_Data to examine_

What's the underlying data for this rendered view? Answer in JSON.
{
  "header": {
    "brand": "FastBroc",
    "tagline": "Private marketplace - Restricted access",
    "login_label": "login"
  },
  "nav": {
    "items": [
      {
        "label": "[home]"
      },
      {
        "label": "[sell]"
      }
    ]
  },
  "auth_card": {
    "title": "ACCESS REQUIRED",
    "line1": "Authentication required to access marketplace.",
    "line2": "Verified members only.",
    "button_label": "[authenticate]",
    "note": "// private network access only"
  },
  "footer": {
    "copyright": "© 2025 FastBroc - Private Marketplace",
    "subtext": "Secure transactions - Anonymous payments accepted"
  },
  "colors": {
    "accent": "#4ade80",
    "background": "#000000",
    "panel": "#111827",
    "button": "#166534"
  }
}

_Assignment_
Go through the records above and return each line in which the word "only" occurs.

_Exercise output_
    "line2": "Verified members only.",
    "note": "// private network access only"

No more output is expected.